This task calls for every line of the material to be output verbatim.

── RECORDS SHOWN ──

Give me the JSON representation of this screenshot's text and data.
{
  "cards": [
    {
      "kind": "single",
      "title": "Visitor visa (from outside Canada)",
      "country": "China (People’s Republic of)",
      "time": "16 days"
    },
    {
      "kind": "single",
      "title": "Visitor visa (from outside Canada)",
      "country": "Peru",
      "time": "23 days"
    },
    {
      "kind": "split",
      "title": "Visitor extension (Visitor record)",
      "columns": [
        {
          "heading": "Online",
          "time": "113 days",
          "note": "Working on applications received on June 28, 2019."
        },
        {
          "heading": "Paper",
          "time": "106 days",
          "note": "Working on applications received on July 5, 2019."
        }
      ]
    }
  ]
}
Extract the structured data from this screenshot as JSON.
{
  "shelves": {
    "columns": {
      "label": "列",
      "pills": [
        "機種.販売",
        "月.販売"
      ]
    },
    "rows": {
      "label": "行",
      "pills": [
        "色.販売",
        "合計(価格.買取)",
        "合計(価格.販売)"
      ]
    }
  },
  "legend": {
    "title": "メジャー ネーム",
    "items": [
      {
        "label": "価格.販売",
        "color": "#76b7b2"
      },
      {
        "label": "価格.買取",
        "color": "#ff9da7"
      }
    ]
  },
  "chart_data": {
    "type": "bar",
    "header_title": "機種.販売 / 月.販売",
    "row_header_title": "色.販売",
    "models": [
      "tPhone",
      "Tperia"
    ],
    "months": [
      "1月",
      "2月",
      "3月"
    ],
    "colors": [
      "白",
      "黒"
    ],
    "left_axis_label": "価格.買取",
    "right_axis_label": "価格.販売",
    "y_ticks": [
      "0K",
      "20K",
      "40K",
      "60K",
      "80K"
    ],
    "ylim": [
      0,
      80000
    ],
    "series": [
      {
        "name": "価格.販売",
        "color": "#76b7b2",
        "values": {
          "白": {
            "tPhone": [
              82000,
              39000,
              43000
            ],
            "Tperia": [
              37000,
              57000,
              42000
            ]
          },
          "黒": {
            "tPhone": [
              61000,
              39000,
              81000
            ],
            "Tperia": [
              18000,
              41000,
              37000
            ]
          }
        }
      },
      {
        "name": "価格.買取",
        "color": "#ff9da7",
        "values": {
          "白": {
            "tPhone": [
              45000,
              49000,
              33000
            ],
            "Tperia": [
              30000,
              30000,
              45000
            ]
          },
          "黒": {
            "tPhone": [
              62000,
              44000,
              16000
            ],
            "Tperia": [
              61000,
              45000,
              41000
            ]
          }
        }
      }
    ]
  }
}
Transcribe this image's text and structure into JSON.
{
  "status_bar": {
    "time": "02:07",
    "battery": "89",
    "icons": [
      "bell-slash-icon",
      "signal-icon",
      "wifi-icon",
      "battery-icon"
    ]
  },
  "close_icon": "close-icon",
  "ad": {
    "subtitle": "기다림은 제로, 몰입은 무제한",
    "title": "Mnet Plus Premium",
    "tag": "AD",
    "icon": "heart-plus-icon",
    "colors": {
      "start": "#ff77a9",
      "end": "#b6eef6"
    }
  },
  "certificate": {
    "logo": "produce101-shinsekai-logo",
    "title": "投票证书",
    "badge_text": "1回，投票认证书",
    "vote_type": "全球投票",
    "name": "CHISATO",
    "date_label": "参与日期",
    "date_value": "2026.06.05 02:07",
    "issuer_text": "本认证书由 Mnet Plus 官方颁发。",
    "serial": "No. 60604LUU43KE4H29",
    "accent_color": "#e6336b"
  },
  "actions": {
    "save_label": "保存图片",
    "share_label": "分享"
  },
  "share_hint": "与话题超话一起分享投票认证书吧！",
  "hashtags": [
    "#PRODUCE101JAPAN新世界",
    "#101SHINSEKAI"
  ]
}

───

RESULT OF THIS EXERCISE –
Give me the JSON representation of this screenshot's text and data.
{
  "cards": [
    {
      "kind": "single",
      "title": "Visitor visa (from outside Canada)",
      "country": "China (People’s Republic of)",
      "time": "16 days"
    },
    {
      "kind": "single",
      "title": "Visitor visa (from outside Canada)",
      "country": "Peru",
      "time": "23 days"
    },
    {
      "kind": "split",
      "title": "Visitor extension (Visitor record)",
      "columns": [
        {
          "heading": "Online",
          "time": "113 days",
          "note": "Working on applications received on June 28, 2019."
        },
        {
          "heading": "Paper",
          "time": "106 days",
          "note": "Working on applications received on July 5, 2019."
        }
      ]
    }
  ]
}
Extract the structured data from this screenshot as JSON.
{
  "shelves": {
    "columns": {
      "label": "列",
      "pills": [
        "機種.販売",
        "月.販売"
      ]
    },
    "rows": {
      "label": "行",
      "pills": [
        "色.販売",
        "合計(価格.買取)",
        "合計(価格.販売)"
      ]
    }
  },
  "legend": {
    "title": "メジャー ネーム",
    "items": [
      {
        "label": "価格.販売",
        "color": "#76b7b2"
      },
      {
        "label": "価格.買取",
        "color": "#ff9da7"
      }
    ]
  },
  "chart_data": {
    "type": "bar",
    "header_title": "機種.販売 / 月.販売",
    "row_header_title": "色.販売",
    "models": [
      "tPhone",
      "Tperia"
    ],
    "months": [
      "1月",
      "2月",
      "3月"
    ],
    "colors": [
      "白",
      "黒"
    ],
    "left_axis_label": "価格.買取",
    "right_axis_label": "価格.販売",
    "y_ticks": [
      "0K",
      "20K",
      "40K",
      "60K",
      "80K"
    ],
    "ylim": [
      0,
      80000
    ],
    "series": [
      {
        "name": "価格.販売",
        "color": "#76b7b2",
        "values": {
          "白": {
            "tPhone": [
              82000,
              39000,
              43000
            ],
            "Tperia": [
              37000,
              57000,
              42000
            ]
          },
          "黒": {
            "tPhone": [
              61000,
              39000,
              81000
            ],
            "Tperia": [
              18000,
              41000,
              37000
            ]
          }
        }
      },
      {
        "name": "価格.買取",
        "color": "#ff9da7",
        "values": {
          "白": {
            "tPhone": [
              45000,
              49000,
              33000
            ],
            "Tperia": [
              30000,
              30000,
              45000
            ]
          },
          "黒": {
            "tPhone": [
              62000,
              44000,
              16000
            ],
            "Tperia": [
              61000,
              45000,
              41000
            ]
          }
        }
      }
    ]
  }
}
Transcribe this image's text and structure into JSON.
{
  "status_bar": {
    "time": "02:07",
    "battery": "89",
    "icons": [
      "bell-slash-icon",
      "signal-icon",
      "wifi-icon",
      "battery-icon"
    ]
  },
  "close_icon": "close-icon",
  "ad": {
    "subtitle": "기다림은 제로, 몰입은 무제한",
    "title": "Mnet Plus Premium",
    "tag": "AD",
    "icon": "heart-plus-icon",
    "colors": {
      "start": "#ff77a9",
      "end": "#b6eef6"
    }
  },
  "certificate": {
    "logo": "produce101-shinsekai-logo",
    "title": "投票证书",
    "badge_text": "1回，投票认证书",
    "vote_type": "全球投票",
    "name": "CHISATO",
    "date_label": "参与日期",
    "date_value": "2026.06.05 02:07",
    "issuer_text": "本认证书由 Mnet Plus 官方颁发。",
    "serial": "No. 60604LUU43KE4H29",
    "accent_color": "#e6336b"
  },
  "actions": {
    "save_label": "保存图片",
    "share_label": "分享"
  },
  "share_hint": "与话题超话一起分享投票认证书吧！",
  "hashtags": [
    "#PRODUCE101JAPAN新世界",
    "#101SHINSEKAI"
  ]
}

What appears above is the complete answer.